(4) Meetings for former paramilitaries who
request psychological help.
(5) Inter-faith and inter-Church meetings
(6) Inter-community walks, festivals and
(7) Interaction with communities where strife
is still present.
(8) the establishment of pan-cultural museums
(9) An official remembrance day in Northern
Ireland for all those who have died, been injured or bereaved
during the time of the Troubles. It would be best if this idea
could come from the participants at meetings rather than be suggested
(10) it would be good if, at some stage,
the question of language would be addressed.
For instance, the terms Ireland, Ulster, Northern
Ireland, Eire, the Six Counties can cause anger to different people
as I'm sure many other terms can.

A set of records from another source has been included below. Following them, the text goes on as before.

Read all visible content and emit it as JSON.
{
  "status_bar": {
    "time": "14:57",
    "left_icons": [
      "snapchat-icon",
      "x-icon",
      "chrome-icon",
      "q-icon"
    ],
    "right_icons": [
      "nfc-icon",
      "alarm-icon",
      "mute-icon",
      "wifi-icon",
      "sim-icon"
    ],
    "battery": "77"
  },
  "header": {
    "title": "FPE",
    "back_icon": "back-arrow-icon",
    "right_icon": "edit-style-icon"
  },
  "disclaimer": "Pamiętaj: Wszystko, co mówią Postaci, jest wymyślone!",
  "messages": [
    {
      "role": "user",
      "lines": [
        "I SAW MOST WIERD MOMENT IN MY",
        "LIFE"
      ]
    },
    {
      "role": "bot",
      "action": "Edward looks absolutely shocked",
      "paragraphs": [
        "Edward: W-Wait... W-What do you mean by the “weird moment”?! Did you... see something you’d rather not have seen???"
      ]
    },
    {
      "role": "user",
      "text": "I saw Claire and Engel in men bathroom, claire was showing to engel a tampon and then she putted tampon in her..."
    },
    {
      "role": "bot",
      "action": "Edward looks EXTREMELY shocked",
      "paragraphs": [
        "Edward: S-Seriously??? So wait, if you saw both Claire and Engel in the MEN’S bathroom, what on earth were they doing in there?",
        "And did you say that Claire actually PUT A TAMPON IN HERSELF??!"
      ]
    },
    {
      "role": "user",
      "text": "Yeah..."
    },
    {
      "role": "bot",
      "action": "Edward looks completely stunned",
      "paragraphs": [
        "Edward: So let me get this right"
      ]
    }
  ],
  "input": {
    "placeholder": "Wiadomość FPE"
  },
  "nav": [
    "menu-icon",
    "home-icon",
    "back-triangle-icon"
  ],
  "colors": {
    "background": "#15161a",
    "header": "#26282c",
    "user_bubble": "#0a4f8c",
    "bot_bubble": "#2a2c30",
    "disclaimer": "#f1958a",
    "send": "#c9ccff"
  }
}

(11) Acceptance of others' cultures and religion
or lack of religion. Again, this would be best to emanate from
discussions at meetings.
With regard to religion what is envisaged is
an aggiornamento within Churches on the scale of what happened
in the Roman Catholic Church during the pontificate of John the
Twenty-Third. The goodwill of all Churches would be needed here.
With regard to culture, it would be good if we could envisage
a day when members of both communities could tolerate or even
enjoy the music and culture of the other. The innate sense of
good humour of all the people of Northern Ireland will be a help
(12) Integrated education. There are excellent
integrated schools throughout Northern Ireland at present. The
idea of educating children together in a non-confrontational environment
appears to be of such paramount importance that it should be actively
discussed and debated with Church leaders. The idea should be
kept constantly in the public mind by advertising, speeches, participation
in radio and TV programmes, letter writing etc.
(13) A comprehensive study of the Restorative
Justice method with a view to its implementation in Northern Ireland.
(14) (possible) The South African model might
be used on a limited basis for victims who preferred to use it.
The need for a facilitator of the stature of Bishop Tutu would
be obvious here.
It is envisaged that all meetings would be owned
by the participants, have background medical, social, psychological
and psychiatric support and inspire confidentiality in all the
It is also envisaged that the State would filly
support the process although keeping at a distance. The example
of Zimbabwe proves that political power must fully endorse the
process for it to be successful. At the same time, the political
powers, parties and various local administrations should not take
over the process or seek to gain political gain from it.